■ Website and app data records

━━━

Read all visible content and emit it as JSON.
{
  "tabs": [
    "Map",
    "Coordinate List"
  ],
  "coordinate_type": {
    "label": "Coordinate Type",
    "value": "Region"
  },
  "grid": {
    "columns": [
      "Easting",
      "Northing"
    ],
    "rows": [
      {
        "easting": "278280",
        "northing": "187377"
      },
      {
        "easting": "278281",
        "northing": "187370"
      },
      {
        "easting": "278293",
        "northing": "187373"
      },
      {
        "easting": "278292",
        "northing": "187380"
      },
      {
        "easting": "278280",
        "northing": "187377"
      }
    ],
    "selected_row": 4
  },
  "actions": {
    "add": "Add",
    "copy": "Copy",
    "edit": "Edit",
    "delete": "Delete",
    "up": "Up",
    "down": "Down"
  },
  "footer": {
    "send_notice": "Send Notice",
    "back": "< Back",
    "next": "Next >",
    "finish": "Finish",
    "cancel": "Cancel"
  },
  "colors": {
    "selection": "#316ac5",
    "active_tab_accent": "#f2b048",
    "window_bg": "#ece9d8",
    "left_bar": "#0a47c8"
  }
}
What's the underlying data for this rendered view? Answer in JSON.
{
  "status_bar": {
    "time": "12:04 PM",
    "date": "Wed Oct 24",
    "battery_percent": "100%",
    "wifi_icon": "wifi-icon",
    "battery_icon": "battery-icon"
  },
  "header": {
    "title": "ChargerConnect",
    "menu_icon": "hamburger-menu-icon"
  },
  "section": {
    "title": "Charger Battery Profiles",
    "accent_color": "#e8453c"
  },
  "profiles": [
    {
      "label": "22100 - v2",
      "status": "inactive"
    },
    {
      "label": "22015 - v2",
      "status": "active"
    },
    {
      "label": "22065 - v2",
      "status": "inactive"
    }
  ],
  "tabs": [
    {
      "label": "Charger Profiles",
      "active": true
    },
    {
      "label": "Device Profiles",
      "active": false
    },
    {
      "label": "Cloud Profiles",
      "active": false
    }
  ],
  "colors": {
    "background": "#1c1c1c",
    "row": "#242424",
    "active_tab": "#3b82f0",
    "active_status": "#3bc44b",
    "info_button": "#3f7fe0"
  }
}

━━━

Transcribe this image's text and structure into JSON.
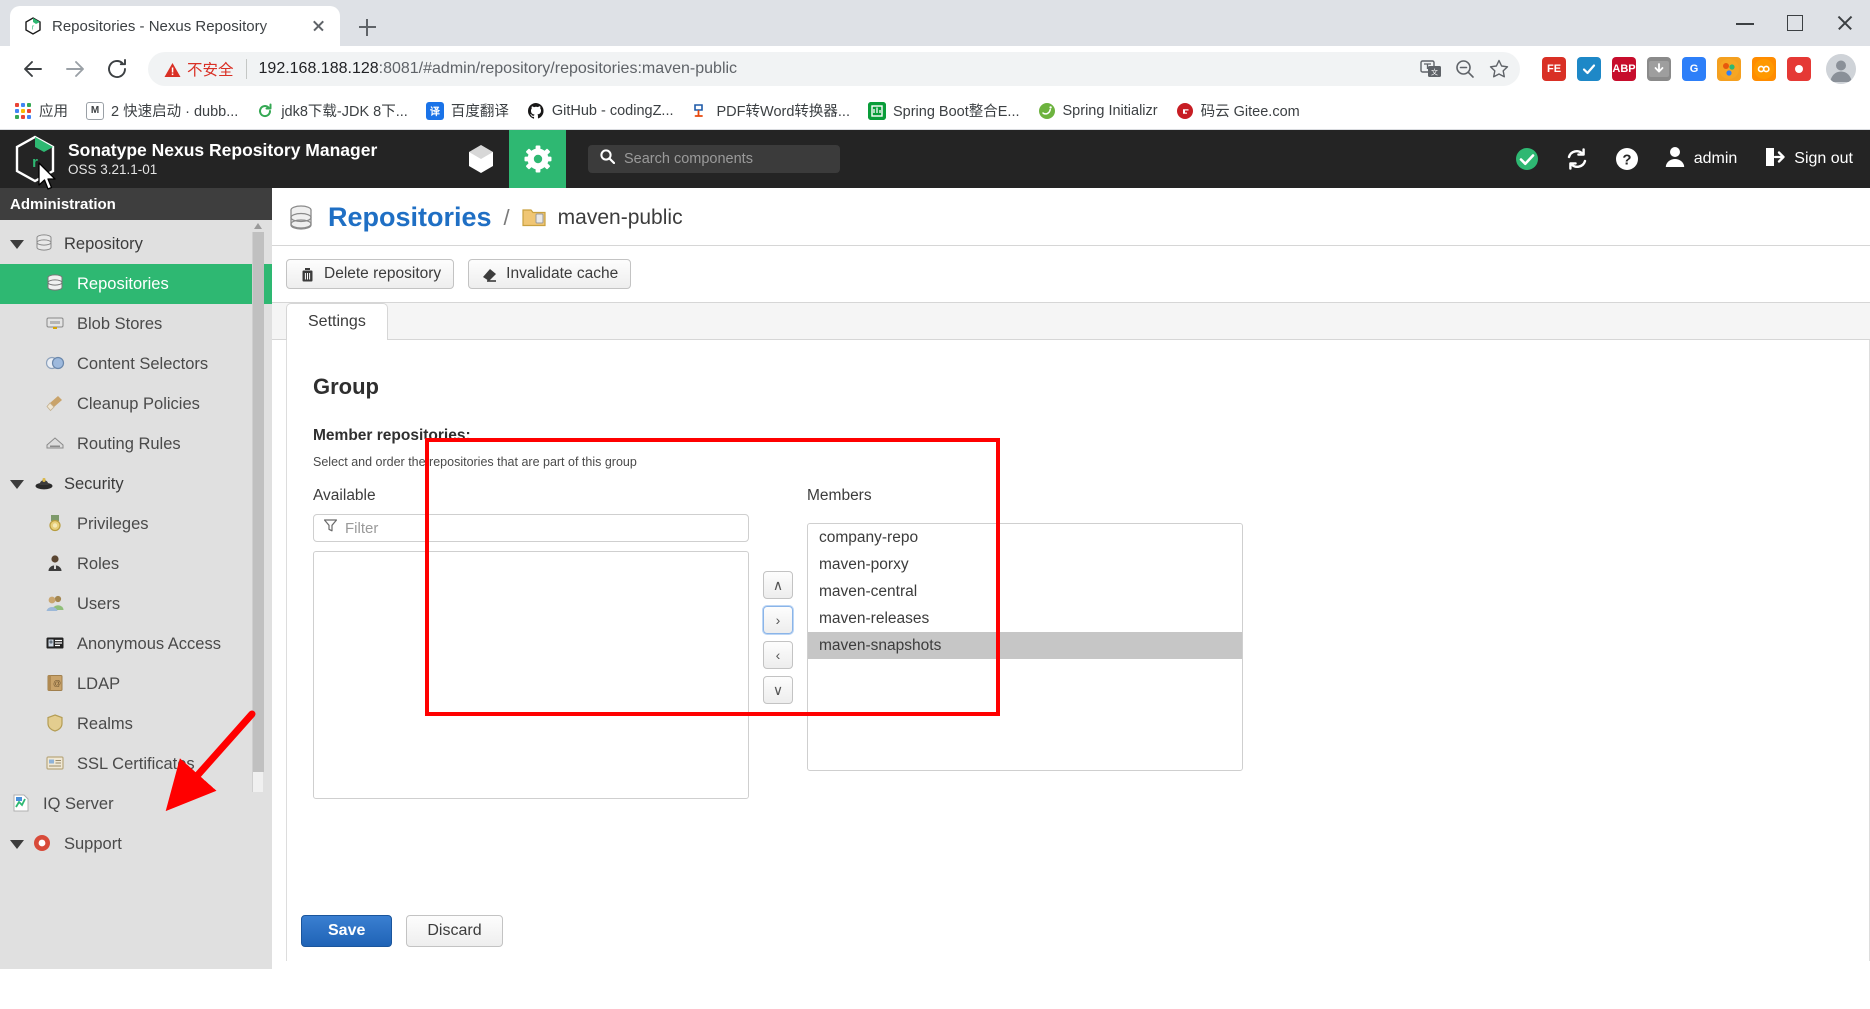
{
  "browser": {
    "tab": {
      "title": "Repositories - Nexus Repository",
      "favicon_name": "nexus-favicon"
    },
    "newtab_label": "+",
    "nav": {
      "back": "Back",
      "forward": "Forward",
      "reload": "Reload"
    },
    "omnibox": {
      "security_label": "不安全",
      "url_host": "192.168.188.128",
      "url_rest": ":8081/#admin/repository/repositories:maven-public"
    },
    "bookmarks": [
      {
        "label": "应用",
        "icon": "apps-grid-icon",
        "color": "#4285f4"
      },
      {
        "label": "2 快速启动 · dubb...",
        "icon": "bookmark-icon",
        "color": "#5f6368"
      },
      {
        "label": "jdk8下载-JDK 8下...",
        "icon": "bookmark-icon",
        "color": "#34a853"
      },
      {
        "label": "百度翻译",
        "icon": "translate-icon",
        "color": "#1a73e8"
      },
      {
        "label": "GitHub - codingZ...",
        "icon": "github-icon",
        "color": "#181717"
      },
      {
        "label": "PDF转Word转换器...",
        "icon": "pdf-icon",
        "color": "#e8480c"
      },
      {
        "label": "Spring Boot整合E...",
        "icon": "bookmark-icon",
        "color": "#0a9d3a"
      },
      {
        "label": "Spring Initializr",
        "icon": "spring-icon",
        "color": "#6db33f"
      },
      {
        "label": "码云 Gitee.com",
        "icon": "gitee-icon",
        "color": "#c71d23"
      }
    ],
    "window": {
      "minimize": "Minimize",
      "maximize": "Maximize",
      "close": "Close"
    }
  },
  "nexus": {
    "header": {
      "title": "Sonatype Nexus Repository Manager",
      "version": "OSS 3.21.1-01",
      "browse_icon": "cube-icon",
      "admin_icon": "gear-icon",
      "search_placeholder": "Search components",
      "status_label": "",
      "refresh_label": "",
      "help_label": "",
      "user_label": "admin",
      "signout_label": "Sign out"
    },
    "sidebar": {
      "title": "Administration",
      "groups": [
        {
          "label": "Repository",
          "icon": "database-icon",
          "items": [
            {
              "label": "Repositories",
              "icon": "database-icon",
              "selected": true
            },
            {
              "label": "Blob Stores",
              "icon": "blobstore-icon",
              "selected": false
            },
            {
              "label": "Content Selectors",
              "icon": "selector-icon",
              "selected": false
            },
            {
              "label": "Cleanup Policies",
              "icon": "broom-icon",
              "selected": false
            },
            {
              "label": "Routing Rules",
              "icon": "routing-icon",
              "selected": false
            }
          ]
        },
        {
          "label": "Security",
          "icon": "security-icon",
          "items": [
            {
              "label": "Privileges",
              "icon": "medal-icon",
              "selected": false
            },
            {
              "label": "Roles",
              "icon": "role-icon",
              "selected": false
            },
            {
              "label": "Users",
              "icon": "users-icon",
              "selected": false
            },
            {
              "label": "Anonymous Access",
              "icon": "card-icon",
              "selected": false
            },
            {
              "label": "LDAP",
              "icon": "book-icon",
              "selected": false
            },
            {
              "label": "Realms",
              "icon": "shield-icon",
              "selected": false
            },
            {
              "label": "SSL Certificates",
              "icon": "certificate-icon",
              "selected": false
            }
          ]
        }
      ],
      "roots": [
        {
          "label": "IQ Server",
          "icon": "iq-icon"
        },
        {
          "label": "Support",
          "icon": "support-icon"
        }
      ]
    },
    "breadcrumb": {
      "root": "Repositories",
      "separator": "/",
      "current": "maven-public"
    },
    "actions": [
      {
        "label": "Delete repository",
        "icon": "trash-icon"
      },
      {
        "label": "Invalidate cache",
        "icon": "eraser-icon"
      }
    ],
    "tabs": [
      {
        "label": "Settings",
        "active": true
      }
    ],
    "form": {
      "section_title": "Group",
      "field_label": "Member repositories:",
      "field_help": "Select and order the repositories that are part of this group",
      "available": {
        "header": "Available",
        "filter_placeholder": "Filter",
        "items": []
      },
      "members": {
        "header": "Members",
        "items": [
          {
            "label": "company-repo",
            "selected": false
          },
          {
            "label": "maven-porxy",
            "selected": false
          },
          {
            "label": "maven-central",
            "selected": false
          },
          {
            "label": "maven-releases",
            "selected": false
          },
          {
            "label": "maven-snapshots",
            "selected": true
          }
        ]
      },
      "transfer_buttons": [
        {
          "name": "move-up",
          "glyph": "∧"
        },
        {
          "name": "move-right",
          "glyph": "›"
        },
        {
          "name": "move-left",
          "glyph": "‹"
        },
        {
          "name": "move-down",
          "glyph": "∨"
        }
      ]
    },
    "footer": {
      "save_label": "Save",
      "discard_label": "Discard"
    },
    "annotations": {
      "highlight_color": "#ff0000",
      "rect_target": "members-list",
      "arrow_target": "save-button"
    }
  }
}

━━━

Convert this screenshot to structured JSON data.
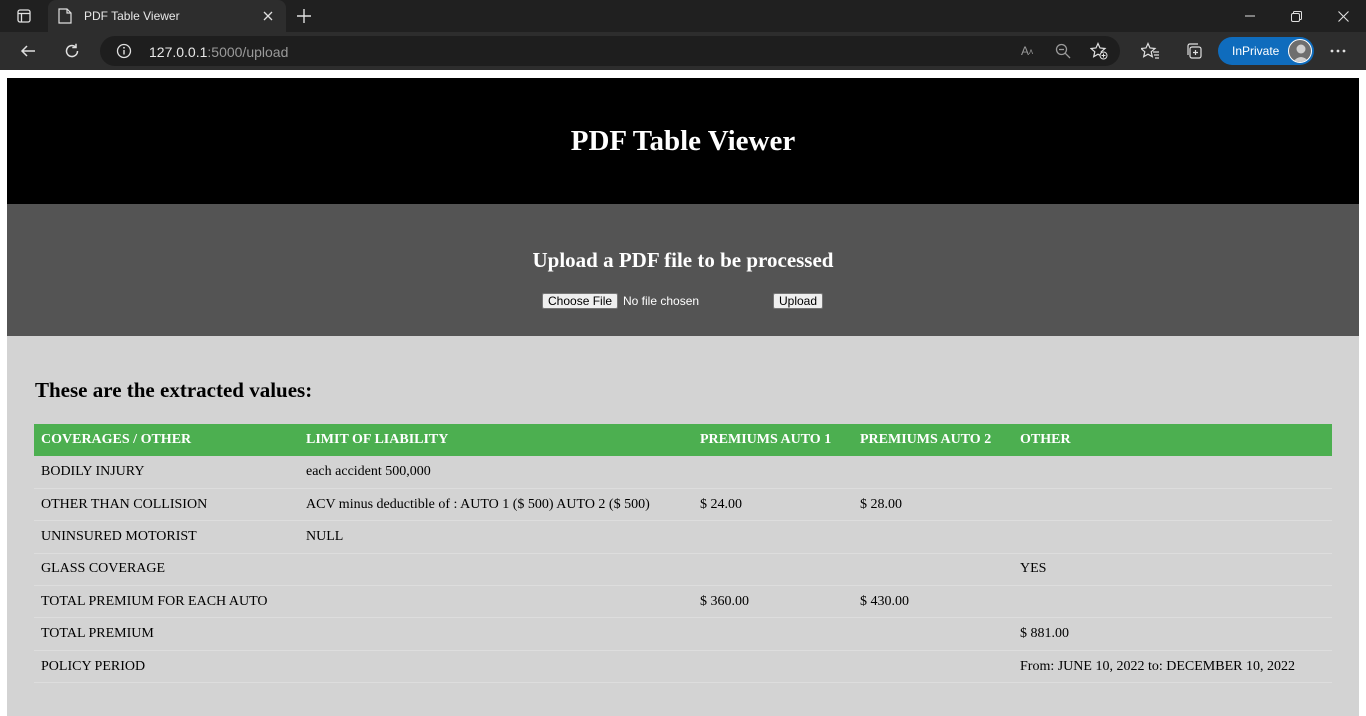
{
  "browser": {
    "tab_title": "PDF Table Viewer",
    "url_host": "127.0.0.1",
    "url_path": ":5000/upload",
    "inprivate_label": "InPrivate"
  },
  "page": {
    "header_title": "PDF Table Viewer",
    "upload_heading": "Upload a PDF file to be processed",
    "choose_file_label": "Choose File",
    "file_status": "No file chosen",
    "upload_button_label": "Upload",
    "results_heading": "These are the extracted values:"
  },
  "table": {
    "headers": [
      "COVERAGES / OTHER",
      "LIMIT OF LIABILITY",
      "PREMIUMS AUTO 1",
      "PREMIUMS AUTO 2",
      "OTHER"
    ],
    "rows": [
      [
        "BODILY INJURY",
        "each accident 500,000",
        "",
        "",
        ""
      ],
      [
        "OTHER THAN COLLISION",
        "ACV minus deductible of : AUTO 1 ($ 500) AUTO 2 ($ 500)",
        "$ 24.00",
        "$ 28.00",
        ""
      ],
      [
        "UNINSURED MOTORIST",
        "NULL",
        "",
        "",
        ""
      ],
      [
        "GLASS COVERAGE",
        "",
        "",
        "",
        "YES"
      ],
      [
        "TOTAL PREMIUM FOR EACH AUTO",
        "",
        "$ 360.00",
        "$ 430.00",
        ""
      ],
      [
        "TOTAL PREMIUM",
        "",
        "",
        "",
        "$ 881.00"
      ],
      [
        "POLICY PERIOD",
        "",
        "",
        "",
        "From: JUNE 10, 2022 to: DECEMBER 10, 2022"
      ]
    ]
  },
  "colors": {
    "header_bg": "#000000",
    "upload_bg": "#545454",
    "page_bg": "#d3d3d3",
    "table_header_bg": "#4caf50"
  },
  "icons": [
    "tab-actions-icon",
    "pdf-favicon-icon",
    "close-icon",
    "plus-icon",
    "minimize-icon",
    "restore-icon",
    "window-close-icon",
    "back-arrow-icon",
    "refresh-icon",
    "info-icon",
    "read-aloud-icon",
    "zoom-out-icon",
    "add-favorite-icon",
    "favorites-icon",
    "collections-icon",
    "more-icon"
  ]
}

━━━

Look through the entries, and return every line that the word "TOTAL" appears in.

■ RESPONSE AREA
        "TOTAL PREMIUM FOR EACH AUTO",
        "TOTAL PREMIUM",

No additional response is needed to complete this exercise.